By Michael Petrou - Wednesday, July 18, 2012 at 11:56 AM - 0 Comments
I get tired of writing about gun control even before I start typing. It is probably the one topic in Canadian public discourse that is most saturated by emotion and bereft of evidence-based arguments. But some contributions to the debate require a response.
This morning we have the Toronto Star weighing in on Monday night’s Danzig Street shooting, in which two people were killed and another 24 were injured when two men opened fire at each other at a neighbourhood barbeque. All the facts are not yet known, but police suspect gang involvement.
The Star’s solution, according to its paper editorial headline, is that it’s “High time to ban guns.” The editorial continues to note that witnesses should come forward. “But society as a whole can do more by banning private ownership of handguns… Indeed it’s hard to imagine how this could have happened at all if the shooters didn’t have access to easily concealed handguns.
“It’s too early to say where the firearms used in the latest bloodshed came from. But there’s no doubt that handguns — legal and otherwise — are all too common and easily obtained. Any reduction in the supply available to criminals would help…
“As of the end of May, there were almost 700,000 legally registered handguns in this country — a sizeable arsenal waiting to be stolen by criminals. While this isn’t the main origin of firepower, private collections represent a significant source that should be shut down.”
Where to begin? Let’s start with a plea for facts. Continue…
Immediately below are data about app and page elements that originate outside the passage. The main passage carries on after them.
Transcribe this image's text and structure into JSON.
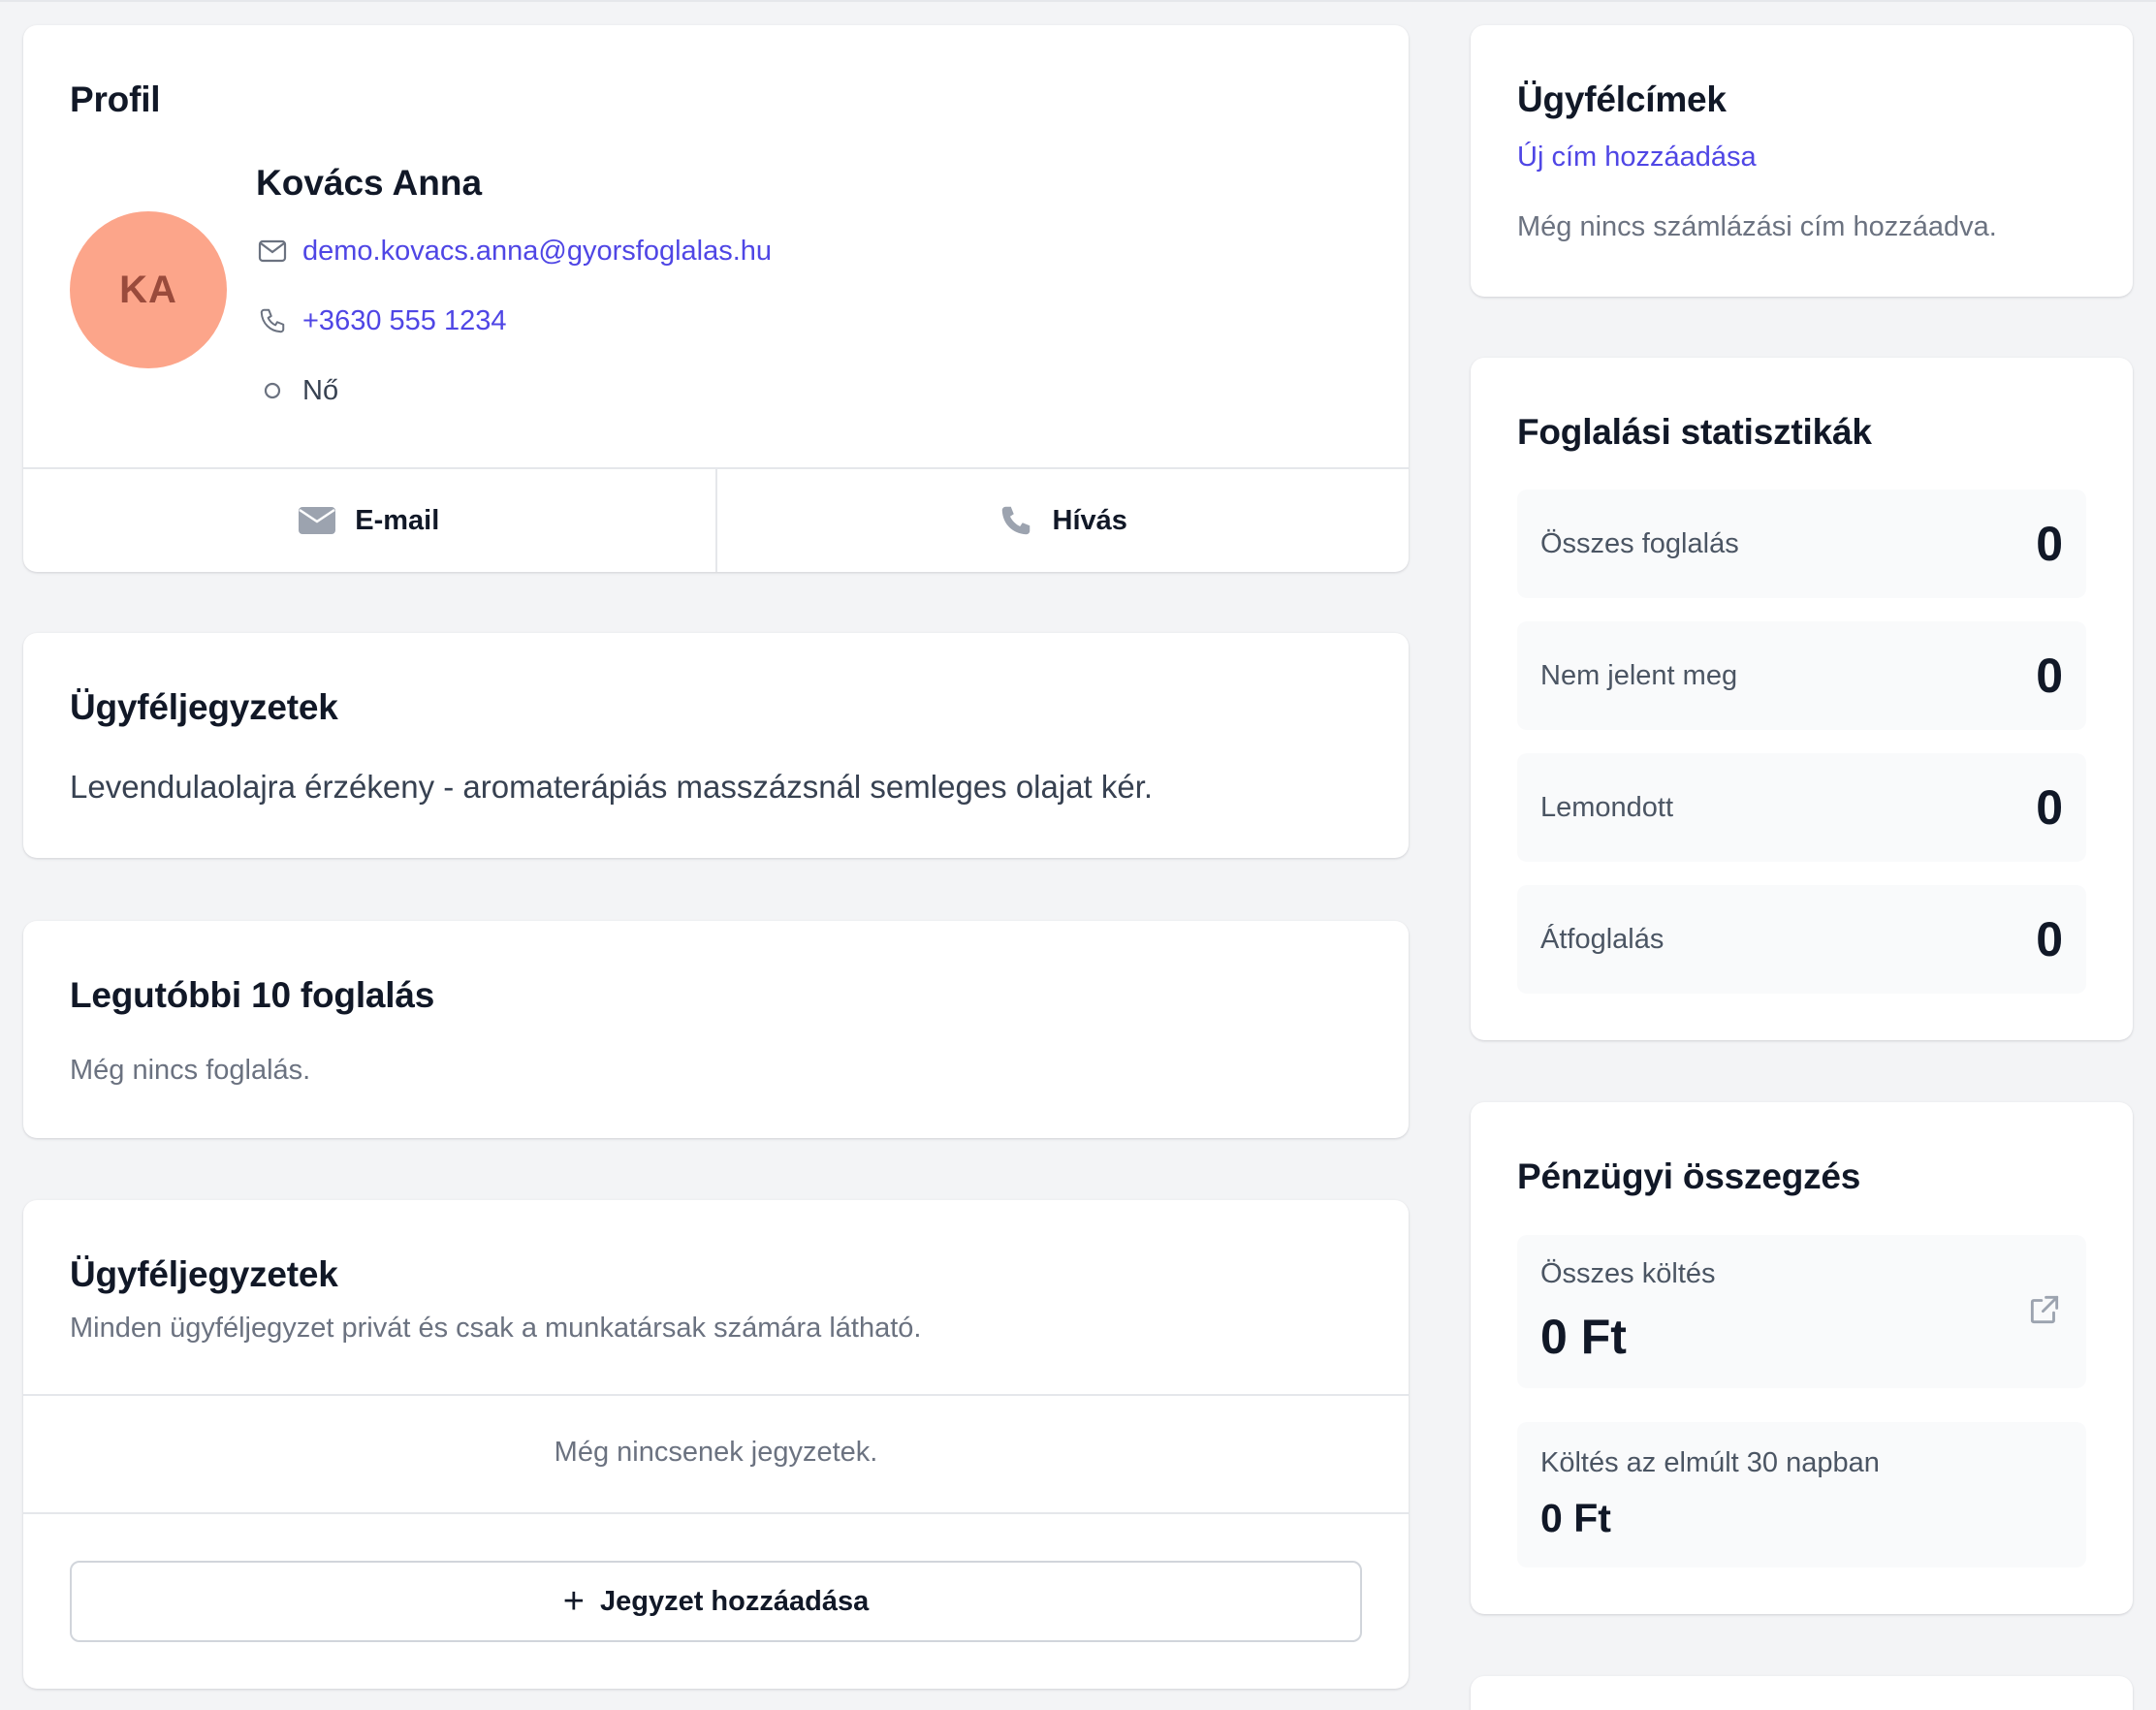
{
  "profile": {
    "title": "Profil",
    "avatar_initials": "KA",
    "avatar_color": "#fca58a",
    "name": "Kovács Anna",
    "email": "demo.kovacs.anna@gyorsfoglalas.hu",
    "phone": "+3630 555 1234",
    "gender": "Nő",
    "actions": {
      "email_label": "E-mail",
      "call_label": "Hívás"
    }
  },
  "client_notes": {
    "title": "Ügyféljegyzetek",
    "text": "Levendulaolajra érzékeny - aromaterápiás masszázsnál semleges olajat kér."
  },
  "recent_bookings": {
    "title": "Legutóbbi 10 foglalás",
    "empty_text": "Még nincs foglalás."
  },
  "notes_panel": {
    "title": "Ügyféljegyzetek",
    "subtitle": "Minden ügyféljegyzet privát és csak a munkatársak számára látható.",
    "empty_text": "Még nincsenek jegyzetek.",
    "add_button_label": "Jegyzet hozzáadása"
  },
  "addresses": {
    "title": "Ügyfélcímek",
    "add_link": "Új cím hozzáadása",
    "empty_text": "Még nincs számlázási cím hozzáadva."
  },
  "booking_stats": {
    "title": "Foglalási statisztikák",
    "items": [
      {
        "label": "Összes foglalás",
        "value": "0"
      },
      {
        "label": "Nem jelent meg",
        "value": "0"
      },
      {
        "label": "Lemondott",
        "value": "0"
      },
      {
        "label": "Átfoglalás",
        "value": "0"
      }
    ]
  },
  "financial_summary": {
    "title": "Pénzügyi összegzés",
    "total_label": "Összes költés",
    "total_value": "0 Ft",
    "last30_label": "Költés az elmúlt 30 napban",
    "last30_value": "0 Ft"
  },
  "colors": {
    "accent": "#4f46e5",
    "background": "#f3f4f6",
    "card": "#ffffff",
    "icon_gray": "#9ca3af"
  }
}
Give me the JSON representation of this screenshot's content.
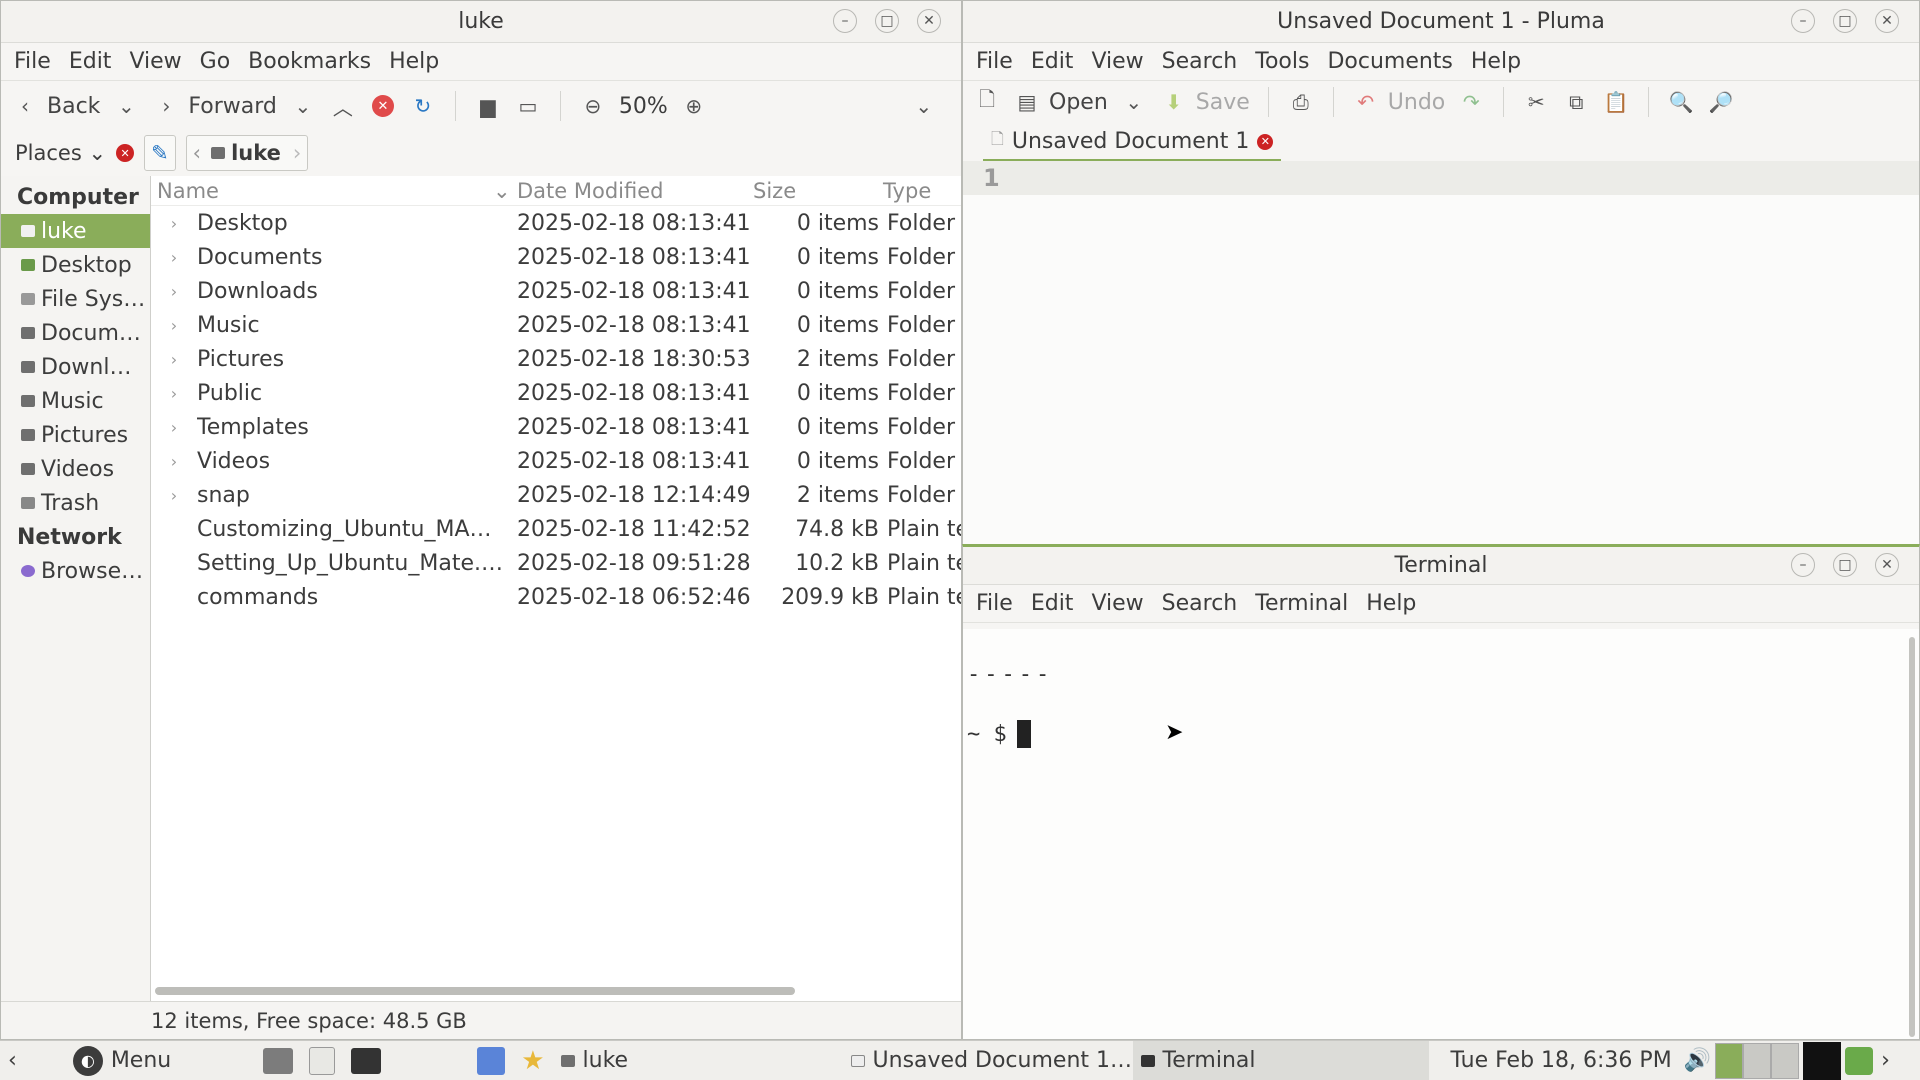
{
  "file_manager": {
    "title": "luke",
    "menu": [
      "File",
      "Edit",
      "View",
      "Go",
      "Bookmarks",
      "Help"
    ],
    "toolbar": {
      "back": "Back",
      "forward": "Forward",
      "zoom": "50%"
    },
    "places_label": "Places",
    "path_current": "luke",
    "sidebar": {
      "computer_header": "Computer",
      "computer_items": [
        "luke",
        "Desktop",
        "File Sys…",
        "Docum…",
        "Downl…",
        "Music",
        "Pictures",
        "Videos",
        "Trash"
      ],
      "network_header": "Network",
      "network_items": [
        "Browse…"
      ]
    },
    "columns": {
      "name": "Name",
      "date": "Date Modified",
      "size": "Size",
      "type": "Type"
    },
    "rows": [
      {
        "name": "Desktop",
        "date": "2025-02-18 08:13:41",
        "size": "0 items",
        "type": "Folder"
      },
      {
        "name": "Documents",
        "date": "2025-02-18 08:13:41",
        "size": "0 items",
        "type": "Folder"
      },
      {
        "name": "Downloads",
        "date": "2025-02-18 08:13:41",
        "size": "0 items",
        "type": "Folder"
      },
      {
        "name": "Music",
        "date": "2025-02-18 08:13:41",
        "size": "0 items",
        "type": "Folder"
      },
      {
        "name": "Pictures",
        "date": "2025-02-18 18:30:53",
        "size": "2 items",
        "type": "Folder"
      },
      {
        "name": "Public",
        "date": "2025-02-18 08:13:41",
        "size": "0 items",
        "type": "Folder"
      },
      {
        "name": "Templates",
        "date": "2025-02-18 08:13:41",
        "size": "0 items",
        "type": "Folder"
      },
      {
        "name": "Videos",
        "date": "2025-02-18 08:13:41",
        "size": "0 items",
        "type": "Folder"
      },
      {
        "name": "snap",
        "date": "2025-02-18 12:14:49",
        "size": "2 items",
        "type": "Folder"
      },
      {
        "name": "Customizing_Ubuntu_MA…",
        "date": "2025-02-18 11:42:52",
        "size": "74.8 kB",
        "type": "Plain te"
      },
      {
        "name": "Setting_Up_Ubuntu_Mate.…",
        "date": "2025-02-18 09:51:28",
        "size": "10.2 kB",
        "type": "Plain te"
      },
      {
        "name": "commands",
        "date": "2025-02-18 06:52:46",
        "size": "209.9 kB",
        "type": "Plain te"
      }
    ],
    "status": "12 items, Free space: 48.5 GB"
  },
  "pluma": {
    "title": "Unsaved Document 1 - Pluma",
    "menu": [
      "File",
      "Edit",
      "View",
      "Search",
      "Tools",
      "Documents",
      "Help"
    ],
    "toolbar": {
      "open": "Open",
      "save": "Save",
      "undo": "Undo"
    },
    "tab_label": "Unsaved Document 1",
    "line_number": "1"
  },
  "terminal": {
    "title": "Terminal",
    "menu": [
      "File",
      "Edit",
      "View",
      "Search",
      "Terminal",
      "Help"
    ],
    "line1": "-----",
    "prompt": "~ $"
  },
  "taskbar": {
    "menu_label": "Menu",
    "tasks": [
      "luke",
      "Unsaved Document 1…",
      "Terminal"
    ],
    "clock": "Tue Feb 18,  6:36 PM"
  },
  "colors": {
    "accent": "#8aad5a",
    "close_red": "#cc2323"
  }
}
By Aaron Wherry - Tuesday, July 17, 2012 at 8:01 PM - 0 Comments
“This is not a time for panicking. It is a time for people to work together at all levels and find solutions that actually will deal with these people in a preventable way,” Mr. Fantino, the International Development Minister, said in a telephone interview on Tuesday. Perpetrators of these types of crimes have not been deterred by the criminal justice responses that existed for many years, he said. “That is why we are stiffening things up somewhat to make the consequences more meaningful and more certain. And, although that’s not the cure-all and the end-all, it does provide some answers.”
… Liberal MP John McKay, in whose riding the shootings took place, said there are better ways to spend crime-fighting dollars than the measures introduced by the Conservatives. But “to be candid about it, I frankly don’t know that any legislation can deal with something like this,” Mr. McKay said. “This is some immature individual who decided that they are going to solve their problems at the end of a barrel of a gun.”
Meanwhile, Vic Toews laments for judges who have refused to abide by mandatory minimum sentencing legislation.
“We are very concerned about the courts doing that, because illegal firearms — especially those smuggled in from the United States … minimum prison sentences are absolutely essential to create a strong deterrent against that kind of activity,” Toews said in an interview with Prairie network Golden West Radio. ”These guns are being used by gangs in order to perpetrate the kind of violence that we’ve seen on our streets.”
For last week’s print edition, Colby Cosh looked at the two rulings this year in Ontario that have found the mandatory sentences inappropriate.